As you know my children are obsessed with coins:) so I let them keep whatever they find when they are working.

The older girls will tell me about what they want to buy or how much money they need and then ask for a special job to earn it. I usually ask for an hour of their free time and pay them that way. There's always plenty of things to do around here!


Mary@notbefore7 said...

I made it through...what is my prize? J/K

I loved it and learned a lot. I love the Shepherding a Child's Heart. Good book! I'll have to look up that series.

I like the idea of just letting your kids know to ask if they need one on one. Course, I worry my 5 year old would ask ALL OF THE TIME...but maybe she really needs it.

I loved the idea of books earning outtings. Cool.

You are great for sharing all this with us.

Sarah said...

I couldn't think of a question to ask you, but wow! So many great tips. Thanks for taking the time to do this. It's really helpful and encouraging to hear from mom's who have older kids (and younger ones too:)

mindi said...

Thanks for the answers - it helps to understand that I'm not the only one who just sits down and cries after the kids go to bed!!!

jess said...

monica... thankfully, tomorrow afternoon is free for me so i can spend MORE time on your blog..ah, wonderful already. yes, read these books...yes.

hugh and i graduated milligan in 2000. your sister will totally know who we are - i have many memories that include her!


mom24 said...

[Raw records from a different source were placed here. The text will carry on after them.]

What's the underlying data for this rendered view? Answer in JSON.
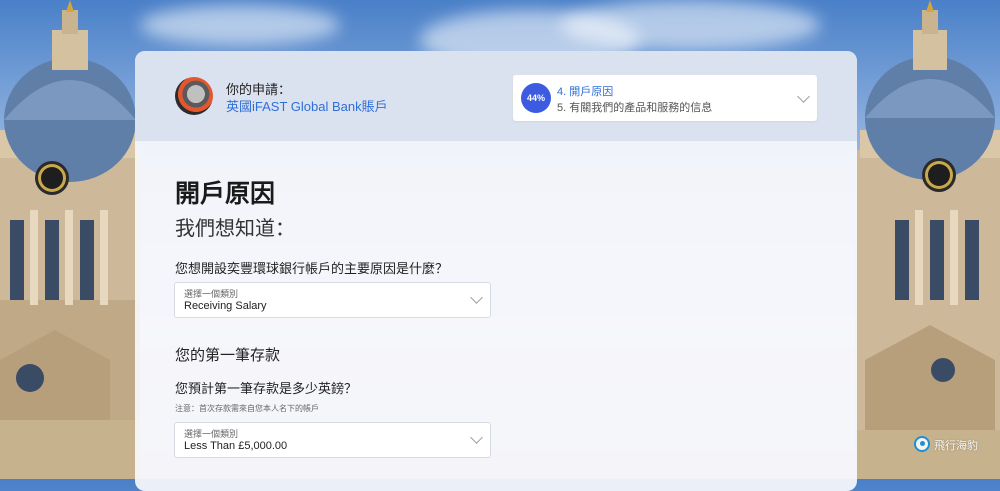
{
  "header": {
    "app_title": "你的申請：",
    "app_name": "英國iFAST Global Bank賬戶",
    "progress": {
      "percent_label": "44%",
      "current_step": "4. 開戶原因",
      "next_step": "5. 有關我們的產品和服務的信息"
    }
  },
  "main": {
    "page_title": "開戶原因",
    "subtitle": "我們想知道：",
    "question1": "您想開設奕豐環球銀行帳戶的主要原因是什麼？",
    "select1": {
      "label": "選擇一個類別",
      "value": "Receiving Salary"
    },
    "section2_title": "您的第一筆存款",
    "question2": "您預計第一筆存款是多少英鎊？",
    "note": "注意：首次存款需來自您本人名下的帳戶",
    "select2": {
      "label": "選擇一個類別",
      "value": "Less Than £5,000.00"
    }
  },
  "watermark": {
    "text": "飛行海豹"
  },
  "colors": {
    "accent": "#2f6fd8",
    "progress_circle": "#3d5be0"
  }
}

Great post! I LOVE Shepherding a Child's Heart but we started with Growing Kids God's Way also and it was wonderful. God really gives us wisdom when and where we need it! He hears us crying in the shower and meets us there! What a blessed position He has called us to. Thanks for your encouragement!